It's part of a new partnership between LA's Department of Transportation, the Rams and insurance company State Farm that's working to educate football fans about how they can help the city eliminate traffic deaths by 2025. As part of Hekker's Vision Zero ambassadorship, each time he punts during a game, it will trigger a reminder to fans inside the stadium and also on Rams radio broadcasts to drive safely. 

Take Two host A Martinez spoke to Hekker before he headed off to Dallas to play the Cowboys this weekend.

Hekker's decision to work with Vision Zero was inspired, at least in part, by former St. Louis Rams teammate Isaiah Pead losing part of a leg in a car crash last year:

Yeah, that's definitely something I thought of. We've all lost friends and family to accidents. Actually, a good friend of mine passed in a car crash just over a year and a half ago -- a punter at Michigan State. He was driving a little bit fast on a wet road and went off the side of the road and hit a tree. We've all been affected some way by traffic accidents or vehicular mishaps. Accidents happen, but the more we can be aware about dangerous situations we can avoid, the less likely they are to be fatal.

Hekker feels compelled to support teammates who  protest during the national anthem:

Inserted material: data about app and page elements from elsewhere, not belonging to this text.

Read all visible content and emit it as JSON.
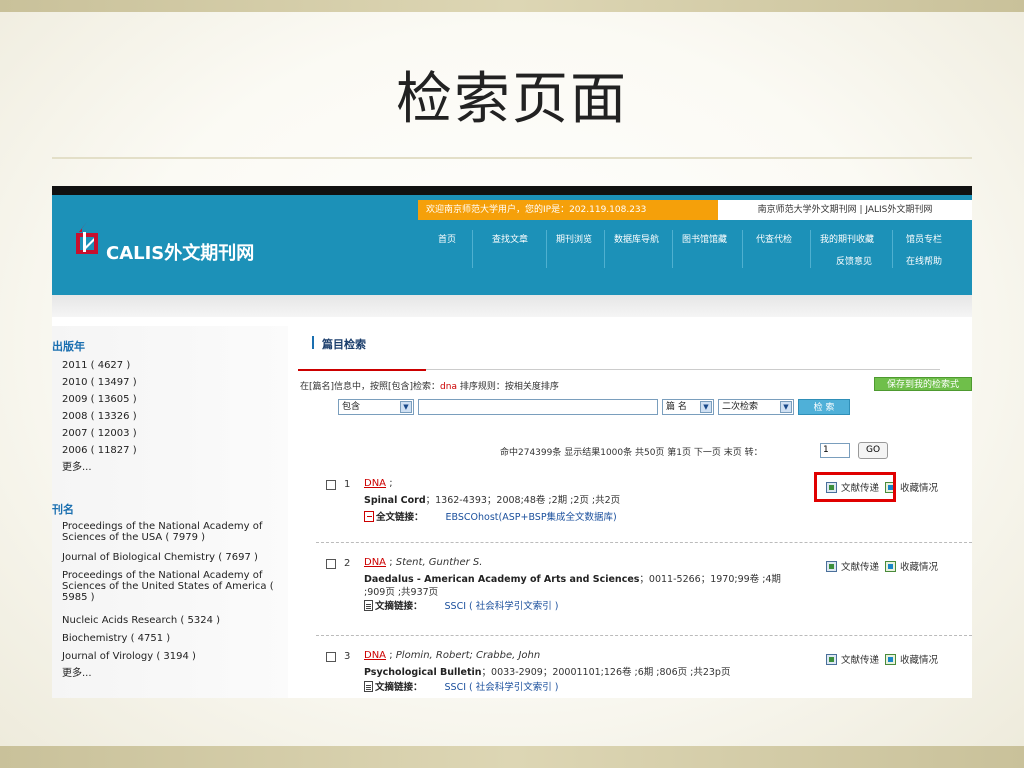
{
  "slide": {
    "title": "检索页面"
  },
  "header": {
    "welcome": "欢迎南京师范大学用户，您的IP是：202.119.108.233",
    "site_name": "南京师范大学外文期刊网 | JALIS外文期刊网",
    "logo_text": "CALIS外文期刊网",
    "nav": [
      "首页",
      "查找文章",
      "期刊浏览",
      "数据库导航",
      "图书馆馆藏",
      "代查代检",
      "我的期刊收藏",
      "馆员专栏"
    ],
    "nav_row2": [
      "反馈意见",
      "在线帮助"
    ]
  },
  "sidebar": {
    "year_heading": "出版年",
    "years": [
      "2011 ( 4627 )",
      "2010 ( 13497 )",
      "2009 ( 13605 )",
      "2008 ( 13326 )",
      "2007 ( 12003 )",
      "2006 ( 11827 )"
    ],
    "years_more": "更多...",
    "journal_heading": "刊名",
    "journals": [
      "Proceedings of the National Academy of Sciences of the USA ( 7979 )",
      "Journal of Biological Chemistry ( 7697 )",
      "Proceedings of the National Academy of Sciences of the United States of America ( 5985 )",
      "Nucleic Acids Research ( 5324 )",
      "Biochemistry ( 4751 )",
      "Journal of Virology ( 3194 )"
    ],
    "journals_more": "更多..."
  },
  "main": {
    "section_title": "篇目检索",
    "info_prefix": "在[篇名]信息中，按照[包含]检索：",
    "keyword": "dna",
    "info_suffix": " 排序规则：按相关度排序",
    "save_button": "保存到我的检索式",
    "match_select": "包含",
    "field_select": "篇 名",
    "secondary_select": "二次检索",
    "search_button": "检 索",
    "stats": "命中274399条 显示结果1000条 共50页 第1页 下一页 末页 转：",
    "page_input": "1",
    "go_button": "GO"
  },
  "results": [
    {
      "num": "1",
      "title": "DNA",
      "authors": "",
      "journal": "Spinal Cord",
      "details": "；1362-4393；2008;48卷 ;2期 ;2页 ;共2页",
      "details2": "",
      "link_label": "全文链接：",
      "link_source": "EBSCOhost(ASP+BSP集成全文数据库)",
      "action1": "文献传递",
      "action2": "收藏情况"
    },
    {
      "num": "2",
      "title": "DNA",
      "authors": "Stent, Gunther S.",
      "journal": "Daedalus - American Academy of Arts and Sciences",
      "details": "；0011-5266；1970;99卷 ;4期",
      "details2": ";909页 ;共937页",
      "link_label": "文摘链接：",
      "link_source": "SSCI ( 社会科学引文索引 )",
      "action1": "文献传递",
      "action2": "收藏情况"
    },
    {
      "num": "3",
      "title": "DNA",
      "authors": "Plomin, Robert; Crabbe, John",
      "journal": "Psychological Bulletin",
      "details": "；0033-2909；20001101;126卷 ;6期 ;806页 ;共23p页",
      "details2": "",
      "link_label": "文摘链接：",
      "link_source": "SSCI ( 社会科学引文索引 )",
      "action1": "文献传递",
      "action2": "收藏情况"
    }
  ],
  "colors": {
    "header_blue": "#1c91b8",
    "welcome_orange": "#f5a00a",
    "highlight_red": "#e00000",
    "save_green": "#6fbf4a"
  }
}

I just felt something kind of in my heart, a couple weeks prior to that when people were yelling at Rob [Quinn] during the national anthem and telling him to put his hand down. Just all the backlash coming on these people expressing their freedom. It's a constitutional right, and to have people think less of a person for exercising that right just didn't sit right with me.  As a white man, a man of privilege, I think it's important for us to stand in unity with people who are marginalized and not really given a fair hand in our society.

What Hekker would say to fans who don't support the players' protest:

I'd say to them, 'You know what? You're never going to agree with everything that everyone says and feels, but one beauty of living in this country is you don't have to. You may disagree, but you know what, we're all Americans. The more we have conversations to try to understand each other the better.'